I resisted for as long as I could, but ultimately had to see what all the fuss around Fifty Shades of Grey was about. The story is told from the viewpoint of Anastasia Steele, a soon-to-graduate journalism student who happens to be a virgin…at least for a little while. She speaks in the repetitive extremes of an adolescent, referring time and time again to her inner goddess. Her response to anything surprisingly sexy or appealing is Oh my!
Ana, as she is familiarly called by all but the new man in her life, falls under the spell of a tortured, self-made, gorgeous billionaire still in his twenties, and she consents to engage in BDSM—that’s bondage/dominance, sadism/masochism (oh my!)—the terms of which are drawn up by contract. His name is Christian Grey (very good/somewhat bad, get it?). When they come together (many, many times) they indulge in sexual deviance with gusto (Mr. Grey follows a fitness regimen).
Taken with the proper grain of salt (as I can only hope it was written), the book is amusing, though the characters and plot are incredible. E. L. James certainly knows how to attract readers (one hundred million copies of the Shades of Grey trilogy have been sold), and I’m sure she’s laughing at her critics as she lugs her moneybags all the way to the bank.
The next romance on my list was historical. I had enjoyed the first year of the Outlander TV series, and I decided to try the book when Amazon offered it at a nominal price. The novel opens in post-World War II Scotland, but the setting quickly moves backward in time via an assemblage of magical stones. A mash-up of the historical romance and time-travel genres, the book offers a lot more than steamy couplings, although it has a goodly share of those.

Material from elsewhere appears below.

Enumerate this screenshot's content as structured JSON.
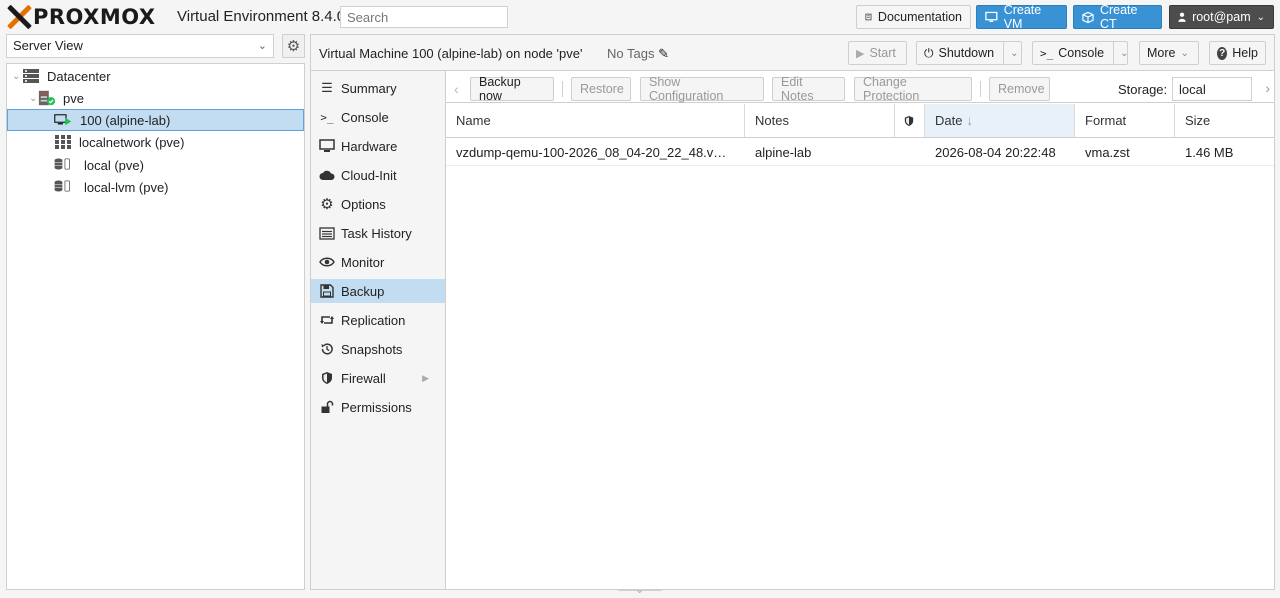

Diana Gabaldon wields impressive descriptive skills, rendering the eighteenth-century Scottish Highlands with historical authenticity and in vivid detail, her descriptions encompassing food and drink, landscape, vegetation, garments, interiors, and customs.
The author wisely uses her heroine’s voice to narrate the story. Claire, Gabaldon’s protagonist, is sharp-tongued, strong and funny, definitely not the submissive female of traditional romances. Teasing the tradition, the lovable hero, Jamie, a sweet man unconventionally younger than the heroine, demonstrates the requisite courage of ten bare-chested warriors.
There are plot twists aplenty to keep the reader turning pages. The popularity of Outlander has spawned a series that will require all the novelist’s considerable skills to match the engaging characterization and exciting action of the initial book.
Admittedly, the romance is not my favorite genre. Nevertheless, before I pass judgment on a book, I call to mind Henry James’s words of wisdom in The Art of Fiction: “We must grant the artist his subject, his idea, his donee: our criticism is applied only to what he makes of it.”